▶ [Assignment]: Go through the listing and pick out each line with the word "button" in it.

▶ [Data records]:
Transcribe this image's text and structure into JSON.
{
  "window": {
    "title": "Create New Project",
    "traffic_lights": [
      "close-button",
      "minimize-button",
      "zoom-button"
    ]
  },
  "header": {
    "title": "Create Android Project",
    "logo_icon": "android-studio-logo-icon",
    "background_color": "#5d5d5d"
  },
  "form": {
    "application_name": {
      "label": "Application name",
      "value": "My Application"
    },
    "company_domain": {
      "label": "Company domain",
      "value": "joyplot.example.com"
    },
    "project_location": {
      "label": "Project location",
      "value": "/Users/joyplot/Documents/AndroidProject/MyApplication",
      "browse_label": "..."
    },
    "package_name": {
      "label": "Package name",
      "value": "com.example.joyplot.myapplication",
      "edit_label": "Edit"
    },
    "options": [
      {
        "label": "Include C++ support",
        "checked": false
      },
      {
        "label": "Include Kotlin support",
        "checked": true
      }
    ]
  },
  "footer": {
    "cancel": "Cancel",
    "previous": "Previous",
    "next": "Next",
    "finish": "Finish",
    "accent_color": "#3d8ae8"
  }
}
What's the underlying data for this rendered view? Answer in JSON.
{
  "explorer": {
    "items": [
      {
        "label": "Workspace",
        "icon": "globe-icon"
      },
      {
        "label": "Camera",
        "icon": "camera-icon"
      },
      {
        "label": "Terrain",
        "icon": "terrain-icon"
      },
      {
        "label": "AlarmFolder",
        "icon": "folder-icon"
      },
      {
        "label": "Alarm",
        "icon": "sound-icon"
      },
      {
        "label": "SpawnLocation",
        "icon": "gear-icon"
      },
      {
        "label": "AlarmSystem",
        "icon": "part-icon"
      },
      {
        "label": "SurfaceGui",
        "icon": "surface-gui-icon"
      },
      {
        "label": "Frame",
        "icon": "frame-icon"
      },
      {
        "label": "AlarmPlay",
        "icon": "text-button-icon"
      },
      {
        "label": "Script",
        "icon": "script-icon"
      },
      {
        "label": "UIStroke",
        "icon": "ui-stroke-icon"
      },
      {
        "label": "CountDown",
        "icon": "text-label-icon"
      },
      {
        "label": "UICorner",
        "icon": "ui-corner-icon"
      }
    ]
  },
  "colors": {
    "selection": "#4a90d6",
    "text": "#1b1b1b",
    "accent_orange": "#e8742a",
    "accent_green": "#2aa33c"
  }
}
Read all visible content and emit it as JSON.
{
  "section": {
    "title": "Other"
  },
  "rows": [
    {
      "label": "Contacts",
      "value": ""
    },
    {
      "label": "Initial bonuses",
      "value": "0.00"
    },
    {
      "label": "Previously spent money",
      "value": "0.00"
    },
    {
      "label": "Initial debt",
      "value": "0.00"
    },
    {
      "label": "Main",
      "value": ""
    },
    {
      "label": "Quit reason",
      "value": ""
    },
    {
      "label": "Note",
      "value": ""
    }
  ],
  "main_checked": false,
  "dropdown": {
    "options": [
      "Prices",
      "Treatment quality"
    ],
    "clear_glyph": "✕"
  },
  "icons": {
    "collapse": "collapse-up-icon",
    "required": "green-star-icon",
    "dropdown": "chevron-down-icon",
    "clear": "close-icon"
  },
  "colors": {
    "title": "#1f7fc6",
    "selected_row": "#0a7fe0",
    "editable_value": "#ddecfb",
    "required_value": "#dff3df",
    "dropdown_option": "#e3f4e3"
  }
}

▶ [Response for this exercise]:
      "close-button",
      "minimize-button",
      "zoom-button"
        "icon": "text-button-icon"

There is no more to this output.